Idiopathic pulmonary arterial hypertension (IPAH) is a life-threatening disease of the pulmonary circulation affecting children and adults. Accumulating evidence indicates that one key factor that contributes to the pathogenesis of vascular diseases, including PAH, is an increase in reactive oxygen species, such as superoxide (O2-), that exceed antioxidant capabilities. One critically important antioxidant in the vessel wall is extracellular superoxide dismutase (EC-SOD), the sole enzymatic defense against extracellular O2-. EC-SOD is the most highly expressed SOD isoform in the vasculature under normal conditions, and EC-SOD expression is decreased in animal models of lung or vascular injury and several human diseases, including one study showing a decrease in EC-SOD protein in the bronchus of 8 patients with IPAH. Augmenting EC- SOD activity in transgenic mice or through adenoviral gene delivery attenuates pulmonary vascular remodeling and pulmonary hypertension. The regulation of EC-SOD in IPAH has not been investigated. It is now recognized that gene expression can be regulated by epigenetic modifications including cytosine methylation within the promoter region, specifically cytosines adjacent to guanosine nucleotides (CpG islands). New data identify CpG islands within the EC-SOD promoter that can be methylated, and indicate that hypermethylation of the EC-SOD promoter inhibits EC-SOD transcription in human cancer cells, contributing to enhanced tumor cell proliferation. Based on these data, we hypothesize that DNA methylation of the EC-SOD promoter mediates silencing of this protective gene and contributes to the pathogenesis of idiopathic pulmonary arterial hypertension.

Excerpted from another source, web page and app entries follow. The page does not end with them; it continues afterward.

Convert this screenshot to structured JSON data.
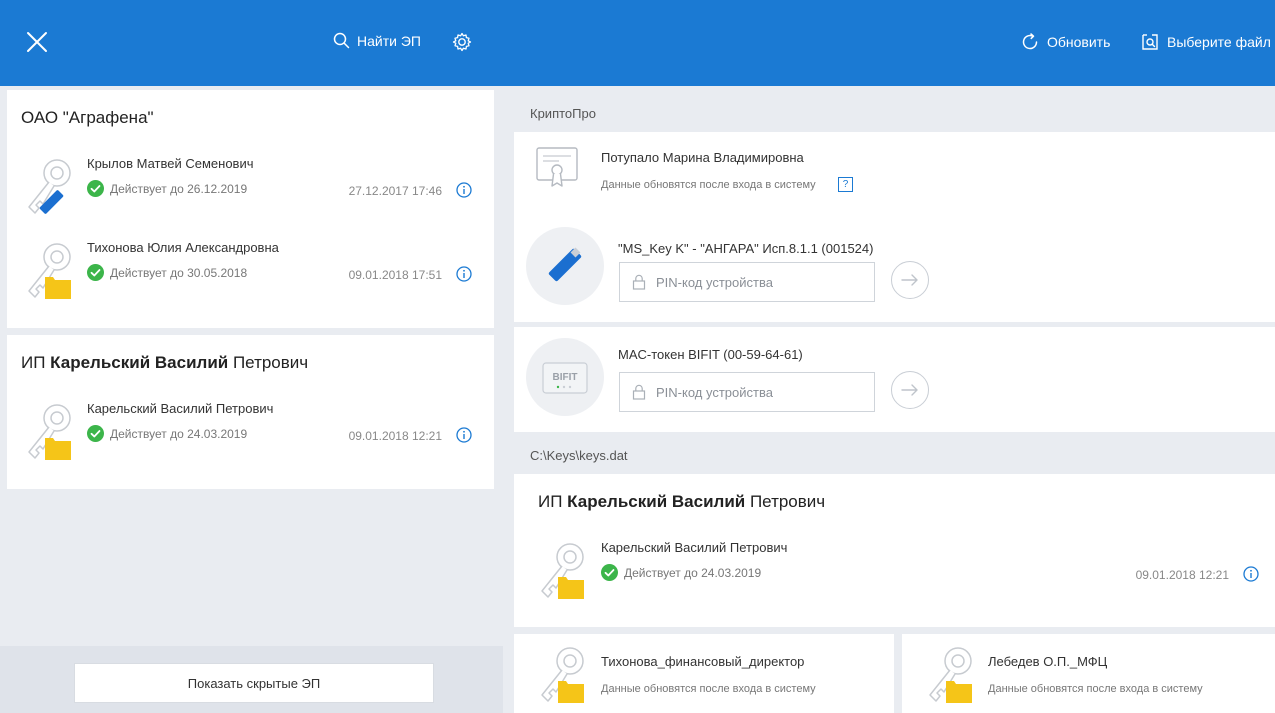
{
  "header": {
    "find_label": "Найти ЭП",
    "refresh_label": "Обновить",
    "choose_file_label": "Выберите файл"
  },
  "left": {
    "orgs": [
      {
        "title": "ОАО \"Аграфена\"",
        "certs": [
          {
            "name": "Крылов Матвей Семенович",
            "status": "Действует до 26.12.2019",
            "date": "27.12.2017 17:46",
            "media": "token"
          },
          {
            "name": "Тихонова Юлия Александровна",
            "status": "Действует до 30.05.2018",
            "date": "09.01.2018 17:51",
            "media": "folder"
          }
        ]
      },
      {
        "title_prefix": "ИП ",
        "title_bold": "Карельский Василий",
        "title_suffix": " Петрович",
        "certs": [
          {
            "name": "Карельский Василий Петрович",
            "status": "Действует до 24.03.2019",
            "date": "09.01.2018 12:21",
            "media": "folder"
          }
        ]
      }
    ],
    "show_hidden_label": "Показать скрытые ЭП"
  },
  "right": {
    "sections": [
      {
        "label": "КриптоПро"
      },
      {
        "label": "C:\\Keys\\keys.dat"
      }
    ],
    "cryptopro_cert": {
      "name": "Потупало Марина Владимировна",
      "note": "Данные обновятся после входа в систему",
      "help": "?"
    },
    "devices": [
      {
        "name": "\"MS_Key K\" - \"АНГАРА\" Исп.8.1.1 (001524)",
        "pin_placeholder": "PIN-код устройства"
      },
      {
        "name": "MAC-токен BIFIT (00-59-64-61)",
        "pin_placeholder": "PIN-код устройства",
        "device_brand": "BIFIT"
      }
    ],
    "file_org": {
      "title_prefix": "ИП ",
      "title_bold": "Карельский Василий",
      "title_suffix": " Петрович",
      "cert_name": "Карельский Василий Петрович",
      "status": "Действует до 24.03.2019",
      "date": "09.01.2018 12:21"
    },
    "bottom_certs": [
      {
        "name": "Тихонова_финансовый_директор",
        "note": "Данные обновятся после входа в систему"
      },
      {
        "name": "Лебедев О.П._МФЦ",
        "note": "Данные обновятся после входа в систему"
      }
    ]
  },
  "colors": {
    "header": "#1b7ad3",
    "valid": "#3cb54a",
    "folder": "#f5c518",
    "token": "#1b6fd0",
    "bg": "#e9ecf1"
  }
}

Aim 1 will utilize lung and pulmonary artery tissue and serum procured at the time of organ transplantation in patients with IPAH, disease-specific controls with PAH due to other causes, or patients without PAH to determine whether EC-SOD gene and protein as well as enzyme activity are decreased in IPAH and test the impact of EC-SOD expression on pulmonary artery smooth muscle cell proliferation.

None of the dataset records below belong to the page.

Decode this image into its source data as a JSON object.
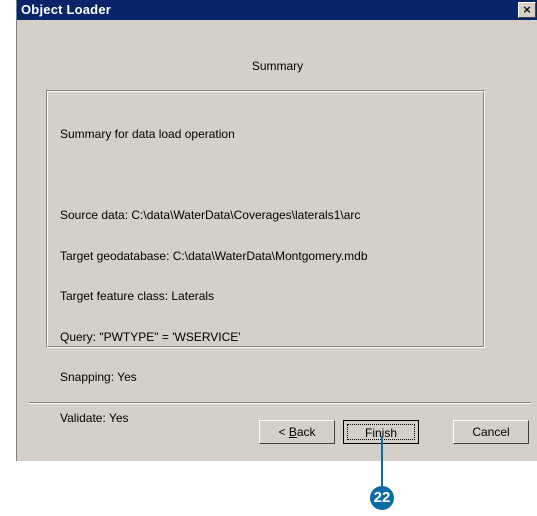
{
  "window": {
    "title": "Object Loader",
    "close_glyph": "×"
  },
  "page": {
    "heading": "Summary"
  },
  "summary": {
    "lines": [
      "Summary for data load operation",
      "",
      "Source data: C:\\data\\WaterData\\Coverages\\laterals1\\arc",
      "Target geodatabase: C:\\data\\WaterData\\Montgomery.mdb",
      "Target feature class: Laterals",
      "Query: \"PWTYPE\" = 'WSERVICE'",
      "Snapping: Yes",
      "Validate: Yes"
    ]
  },
  "buttons": {
    "back_prefix": "< ",
    "back_mnemonic": "B",
    "back_rest": "ack",
    "finish": "Finish",
    "cancel": "Cancel"
  },
  "callout": {
    "number": "22",
    "color": "#0b6da6"
  }
}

Specific Aim 2 will then use bisulfite genomic sequencing to test whether the EC-SOD promoter in pulmonary artery tissue and pulmonary artery smooth muscle cells from humans with IPAH is hypermethylated, and if reversal of methylation restores EC-SOD expression and normal cell proliferation. The tissue and cell samples used in this study will have been procured and processed through the efforts of the investigators of the Pulmonary Hypertension Breakthrough Initiative. Our findings will serve as strong preliminary data for the subsequent submission of a comprehensive RO1 application investigating the regulation of EC-SOD in IPAH. The long term goals are to establish new pathways important in the regulation of this pivotal antioxidant enzyme in the vessel wall, identify the role of extracellular superoxide in proliferation, inflammation and fibrosis contributing to pulmonary vascular remodeling, and provide a rationale for novel therapeutic tools to improve treatment of this lethal disease affecting children and adults.
This research proposal examines whether DNA methylation, increasingly recognized as a key epigenetic mechanism to regulate gene expression, regulates the transcription of a critically important antioxidant enzyme, extracellular superoxide dismutase, in the pulmonary artery of patients with idiopathic or familial pulmonary artery hypertension. This work will provide a strong foundation to understand the mechanisms responsible for loss of this essential antioxidant in human pulmonary arterial hypertension and provide a rationale for novel therapeutic strategies to improve treatment of this lethal disease affecting children and adults.
|Nozik-Grayck, Eva; Woods, Crystal; Stearman, Robert S et al. (2016) Histone deacetylation contributes to low extracellular superoxide dismutase expression in human idiopathic pulmonary arterial hypertension. Am J Physiol Lung Cell Mol Physiol 311:L124-34|
|Lisk, Christina; McCord, Joe; Bose, Swapan et al. (2013) Nrf2 activation: a potential strategy for the prevention of acute mountain sickness. Free Radic Biol Med 63:264-73|